PLAINFIELD – The big blue campaign bus disgorged its contents and a white-clad figure alighted on the sidewalk in front of City Hall, accompanying Newark Mayor Cory Booker amid local cheers on the eve of the U.S. Senate Special Election.
It was television star Eva Longoria, here in part to deflect Wall Street headlines away from Booker with a heavy dose of eye shadow and populist princess vibes.
“Stake your claim and vote for Cory Booker tomorrow,” Longoria told the crowd of 100 encamped in the heat.
“I think we claim him as a Latino,” added the Mexican American from Texas, who praised Booker as a good friend and great leader, whose “compassion supersedes his great intelligence.”
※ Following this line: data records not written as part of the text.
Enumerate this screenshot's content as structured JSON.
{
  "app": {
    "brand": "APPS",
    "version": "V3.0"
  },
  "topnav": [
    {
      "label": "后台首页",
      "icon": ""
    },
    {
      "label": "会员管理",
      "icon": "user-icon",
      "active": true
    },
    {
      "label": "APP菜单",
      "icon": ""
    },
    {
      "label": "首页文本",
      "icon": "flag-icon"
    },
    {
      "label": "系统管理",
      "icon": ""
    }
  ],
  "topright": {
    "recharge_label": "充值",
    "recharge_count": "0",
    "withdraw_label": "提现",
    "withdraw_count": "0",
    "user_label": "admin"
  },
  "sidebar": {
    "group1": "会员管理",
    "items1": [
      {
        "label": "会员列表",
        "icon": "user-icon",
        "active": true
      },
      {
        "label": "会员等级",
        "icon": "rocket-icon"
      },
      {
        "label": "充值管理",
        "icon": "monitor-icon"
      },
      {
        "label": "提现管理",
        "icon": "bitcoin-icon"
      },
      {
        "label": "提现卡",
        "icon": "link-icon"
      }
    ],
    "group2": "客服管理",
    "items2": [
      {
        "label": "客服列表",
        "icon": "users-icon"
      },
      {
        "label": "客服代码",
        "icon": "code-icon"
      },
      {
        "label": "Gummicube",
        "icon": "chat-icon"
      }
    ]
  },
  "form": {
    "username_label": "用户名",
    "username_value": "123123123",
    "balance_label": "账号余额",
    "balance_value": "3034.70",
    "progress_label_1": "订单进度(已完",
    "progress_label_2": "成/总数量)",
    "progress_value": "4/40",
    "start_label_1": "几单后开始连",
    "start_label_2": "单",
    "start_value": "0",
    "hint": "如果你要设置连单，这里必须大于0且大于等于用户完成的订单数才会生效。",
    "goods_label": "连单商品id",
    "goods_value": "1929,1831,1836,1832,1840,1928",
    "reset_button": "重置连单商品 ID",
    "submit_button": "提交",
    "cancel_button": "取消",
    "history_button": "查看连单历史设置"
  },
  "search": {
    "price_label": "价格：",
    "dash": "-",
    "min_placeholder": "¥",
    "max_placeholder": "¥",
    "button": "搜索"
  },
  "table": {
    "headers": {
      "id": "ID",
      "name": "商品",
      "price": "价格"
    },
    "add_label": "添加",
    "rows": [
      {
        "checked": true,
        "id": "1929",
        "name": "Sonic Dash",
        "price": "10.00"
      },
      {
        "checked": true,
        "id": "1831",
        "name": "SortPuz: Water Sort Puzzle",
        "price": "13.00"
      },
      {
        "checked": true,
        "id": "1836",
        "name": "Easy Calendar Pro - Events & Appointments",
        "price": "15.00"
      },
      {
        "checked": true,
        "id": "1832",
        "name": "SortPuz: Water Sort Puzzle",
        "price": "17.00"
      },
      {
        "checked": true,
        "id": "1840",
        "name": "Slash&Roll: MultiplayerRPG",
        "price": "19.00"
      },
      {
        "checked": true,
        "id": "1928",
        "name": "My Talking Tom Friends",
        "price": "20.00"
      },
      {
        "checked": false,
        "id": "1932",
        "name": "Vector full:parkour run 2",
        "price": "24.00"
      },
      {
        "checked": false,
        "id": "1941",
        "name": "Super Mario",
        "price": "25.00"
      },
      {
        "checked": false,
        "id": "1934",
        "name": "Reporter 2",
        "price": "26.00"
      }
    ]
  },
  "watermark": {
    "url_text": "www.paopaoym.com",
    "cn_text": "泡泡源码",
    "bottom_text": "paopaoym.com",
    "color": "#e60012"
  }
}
Booker met Longoria when he served as a surrogate for President Barack Obama’s re-election campaign.
That was when he said he was sickened by ads by the Obama Campaign that targeted Bain Capital – and consequently sickened Obama allies who wanted Booker to rip the heads off the Mitt Romney Campaign not look for ways to make nice with the rich and powerful.
Longoria represented the pleasant part of what was an embattled effort by Booker on Obama’s behalf,a and she surfaced today with the bearing of someone who had done this before.
“They used to tell me when I’d show up as a surrogate, ‘Nice to meet you, but is Eva coming back?’” Booker delighted in front of the crowd, organized in large part of Assemblyman Jerry Green (D-22), chairman of the Union County Democratic Party.
Dodging brickbats on his way into Election Day as stories in The New York Times and New York Post have both called into question Booker’s investor ties while serving as mayor of Newark, the front-running Senate candidate in the Democratic primary chose broad strokes at the podium behind a mobbed rope line.
“There’s too much violence and too much crime,” he shouted. “We are here today because of a conspiracy of love.”
Plainfield occupies an interesting political crossroads in this election.
Prior to 2011 redistricting, Union County’s Queen city was in U.S. Rep. Pallone’s (D-6) district.
Then U.S. Rep. Rush Holt (D-12) absorbed it into the twelfth.
Both Pallone and Holt want to beat Booker tomorrow and become the next senator.
At least one vibrant local voice – Councilwoman Rebecca Williams – a self-professed progressive – wants Holt to win.
Councilman Adrian Mapp, who won the Democratic Primary for mayor, ousting veteran Sharon Robinson-Briggs – is staying neutral. He wants to be able to work with Holt, but for the time being, “Holt is an unknown.”
The longtime power broker at the center of Plainfield politics, Green made clear today his alignment with Booker.